• [YOUR INSTRUCTIONS] Extract all of the entries and set them down verbatim.

(Items listed in a dataset)
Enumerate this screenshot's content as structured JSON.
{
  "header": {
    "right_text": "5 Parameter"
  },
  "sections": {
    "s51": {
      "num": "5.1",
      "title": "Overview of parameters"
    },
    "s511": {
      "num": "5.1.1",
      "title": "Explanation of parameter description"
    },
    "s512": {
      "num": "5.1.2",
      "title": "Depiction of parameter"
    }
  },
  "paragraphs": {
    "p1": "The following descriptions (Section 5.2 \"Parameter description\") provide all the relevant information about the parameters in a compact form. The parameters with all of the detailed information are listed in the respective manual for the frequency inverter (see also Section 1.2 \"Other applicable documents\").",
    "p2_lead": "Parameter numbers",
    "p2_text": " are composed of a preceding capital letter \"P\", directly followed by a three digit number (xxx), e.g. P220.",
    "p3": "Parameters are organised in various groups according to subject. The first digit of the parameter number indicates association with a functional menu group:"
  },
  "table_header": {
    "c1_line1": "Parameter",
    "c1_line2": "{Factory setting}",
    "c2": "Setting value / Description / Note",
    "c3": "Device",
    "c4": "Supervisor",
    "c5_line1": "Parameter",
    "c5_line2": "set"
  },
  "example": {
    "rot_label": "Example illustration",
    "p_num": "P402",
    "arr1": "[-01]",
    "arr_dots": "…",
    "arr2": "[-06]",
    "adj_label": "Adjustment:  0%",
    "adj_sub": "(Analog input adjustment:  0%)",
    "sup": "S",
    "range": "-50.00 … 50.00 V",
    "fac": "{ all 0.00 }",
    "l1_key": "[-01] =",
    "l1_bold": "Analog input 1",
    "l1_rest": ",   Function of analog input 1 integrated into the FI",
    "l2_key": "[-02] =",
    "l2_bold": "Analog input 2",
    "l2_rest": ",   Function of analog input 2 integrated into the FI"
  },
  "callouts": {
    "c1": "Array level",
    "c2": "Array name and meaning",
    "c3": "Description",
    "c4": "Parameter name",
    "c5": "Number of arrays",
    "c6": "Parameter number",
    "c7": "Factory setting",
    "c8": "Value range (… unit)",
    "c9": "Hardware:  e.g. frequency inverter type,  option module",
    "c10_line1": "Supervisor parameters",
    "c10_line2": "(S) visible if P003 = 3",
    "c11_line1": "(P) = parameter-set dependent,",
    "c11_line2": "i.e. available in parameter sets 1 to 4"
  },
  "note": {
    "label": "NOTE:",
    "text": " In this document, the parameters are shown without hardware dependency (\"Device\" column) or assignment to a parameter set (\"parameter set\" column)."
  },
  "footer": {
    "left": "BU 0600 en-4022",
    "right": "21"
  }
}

• [REPLY]
Enumerate this screenshot's content as structured JSON.
{
  "header": {
    "right_text": "5 Parameter"
  },
  "sections": {
    "s51": {
      "num": "5.1",
      "title": "Overview of parameters"
    },
    "s511": {
      "num": "5.1.1",
      "title": "Explanation of parameter description"
    },
    "s512": {
      "num": "5.1.2",
      "title": "Depiction of parameter"
    }
  },
  "paragraphs": {
    "p1": "The following descriptions (Section 5.2 \"Parameter description\") provide all the relevant information about the parameters in a compact form. The parameters with all of the detailed information are listed in the respective manual for the frequency inverter (see also Section 1.2 \"Other applicable documents\").",
    "p2_lead": "Parameter numbers",
    "p2_text": " are composed of a preceding capital letter \"P\", directly followed by a three digit number (xxx), e.g. P220.",
    "p3": "Parameters are organised in various groups according to subject. The first digit of the parameter number indicates association with a functional menu group:"
  },
  "table_header": {
    "c1_line1": "Parameter",
    "c1_line2": "{Factory setting}",
    "c2": "Setting value / Description / Note",
    "c3": "Device",
    "c4": "Supervisor",
    "c5_line1": "Parameter",
    "c5_line2": "set"
  },
  "example": {
    "rot_label": "Example illustration",
    "p_num": "P402",
    "arr1": "[-01]",
    "arr_dots": "…",
    "arr2": "[-06]",
    "adj_label": "Adjustment:  0%",
    "adj_sub": "(Analog input adjustment:  0%)",
    "sup": "S",
    "range": "-50.00 … 50.00 V",
    "fac": "{ all 0.00 }",
    "l1_key": "[-01] =",
    "l1_bold": "Analog input 1",
    "l1_rest": ",   Function of analog input 1 integrated into the FI",
    "l2_key": "[-02] =",
    "l2_bold": "Analog input 2",
    "l2_rest": ",   Function of analog input 2 integrated into the FI"
  },
  "callouts": {
    "c1": "Array level",
    "c2": "Array name and meaning",
    "c3": "Description",
    "c4": "Parameter name",
    "c5": "Number of arrays",
    "c6": "Parameter number",
    "c7": "Factory setting",
    "c8": "Value range (… unit)",
    "c9": "Hardware:  e.g. frequency inverter type,  option module",
    "c10_line1": "Supervisor parameters",
    "c10_line2": "(S) visible if P003 = 3",
    "c11_line1": "(P) = parameter-set dependent,",
    "c11_line2": "i.e. available in parameter sets 1 to 4"
  },
  "note": {
    "label": "NOTE:",
    "text": " In this document, the parameters are shown without hardware dependency (\"Device\" column) or assignment to a parameter set (\"parameter set\" column)."
  },
  "footer": {
    "left": "BU 0600 en-4022",
    "right": "21"
  }
}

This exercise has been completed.